A faithful copy of every entry is the goal; keep the images out of it.

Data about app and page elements
=== Begin Enclosure ===

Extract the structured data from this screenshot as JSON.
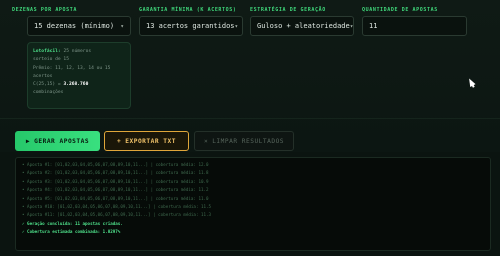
{
  "labels": {
    "dezenas": "DEZENAS POR APOSTA",
    "garantia": "GARANTIA MÍNIMA (K ACERTOS)",
    "estrategia": "ESTRATÉGIA DE GERAÇÃO",
    "quantidade": "QUANTIDADE DE APOSTAS"
  },
  "fields": {
    "dezenas_value": "15 dezenas (mínimo)",
    "garantia_value": "13 acertos garantidos",
    "estrategia_value": "Guloso + aleatoriedade",
    "quantidade_value": "11"
  },
  "info": {
    "line1_strong": "Lotofácil:",
    "line1_rest": " 25 números",
    "line2": "sorteio de 15",
    "line3": "Prêmio: 11, 12, 13, 14 ou 15",
    "line4": "acertos",
    "line5_pre": "C(25,15) = ",
    "line5_strong": "3.268.760",
    "line6": "combinações"
  },
  "buttons": {
    "gerar": "GERAR APOSTAS",
    "exportar": "EXPORTAR TXT",
    "limpar": "LIMPAR RESULTADOS"
  },
  "icons": {
    "gerar": "▶",
    "exportar": "+",
    "limpar": "×"
  },
  "log": {
    "lines": [
      "• Aposta #1: [01,02,03,04,05,06,07,08,09,10,11...] | cobertura média: 12.0",
      "• Aposta #2: [01,02,03,04,05,06,07,08,09,10,11...] | cobertura média: 11.8",
      "• Aposta #3: [01,02,03,04,05,06,07,08,09,10,11...] | cobertura média: 10.9",
      "• Aposta #4: [01,02,03,04,05,06,07,08,09,10,11...] | cobertura média: 11.2",
      "• Aposta #5: [01,02,03,04,05,06,07,08,09,10,11...] | cobertura média: 11.0",
      "• Aposta #10: [01,02,03,04,05,06,07,08,09,10,11...] | cobertura média: 11.5",
      "• Aposta #11: [01,02,03,04,05,06,07,08,09,10,11...] | cobertura média: 11.3"
    ],
    "done": "✓ Geração concluída: 11 apostas criadas.",
    "coverage": "✓ Cobertura estimada combinada: 1.0297%"
  }
}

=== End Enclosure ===

### Solved problem
Extract the structured data from this screenshot as JSON.
{
  "labels": {
    "dezenas": "DEZENAS POR APOSTA",
    "garantia": "GARANTIA MÍNIMA (K ACERTOS)",
    "estrategia": "ESTRATÉGIA DE GERAÇÃO",
    "quantidade": "QUANTIDADE DE APOSTAS"
  },
  "fields": {
    "dezenas_value": "15 dezenas (mínimo)",
    "garantia_value": "13 acertos garantidos",
    "estrategia_value": "Guloso + aleatoriedade",
    "quantidade_value": "11"
  },
  "info": {
    "line1_strong": "Lotofácil:",
    "line1_rest": " 25 números",
    "line2": "sorteio de 15",
    "line3": "Prêmio: 11, 12, 13, 14 ou 15",
    "line4": "acertos",
    "line5_pre": "C(25,15) = ",
    "line5_strong": "3.268.760",
    "line6": "combinações"
  },
  "buttons": {
    "gerar": "GERAR APOSTAS",
    "exportar": "EXPORTAR TXT",
    "limpar": "LIMPAR RESULTADOS"
  },
  "icons": {
    "gerar": "▶",
    "exportar": "+",
    "limpar": "×"
  },
  "log": {
    "lines": [
      "• Aposta #1: [01,02,03,04,05,06,07,08,09,10,11...] | cobertura média: 12.0",
      "• Aposta #2: [01,02,03,04,05,06,07,08,09,10,11...] | cobertura média: 11.8",
      "• Aposta #3: [01,02,03,04,05,06,07,08,09,10,11...] | cobertura média: 10.9",
      "• Aposta #4: [01,02,03,04,05,06,07,08,09,10,11...] | cobertura média: 11.2",
      "• Aposta #5: [01,02,03,04,05,06,07,08,09,10,11...] | cobertura média: 11.0",
      "• Aposta #10: [01,02,03,04,05,06,07,08,09,10,11...] | cobertura média: 11.5",
      "• Aposta #11: [01,02,03,04,05,06,07,08,09,10,11...] | cobertura média: 11.3"
    ],
    "done": "✓ Geração concluída: 11 apostas criadas.",
    "coverage": "✓ Cobertura estimada combinada: 1.0297%"
  }
}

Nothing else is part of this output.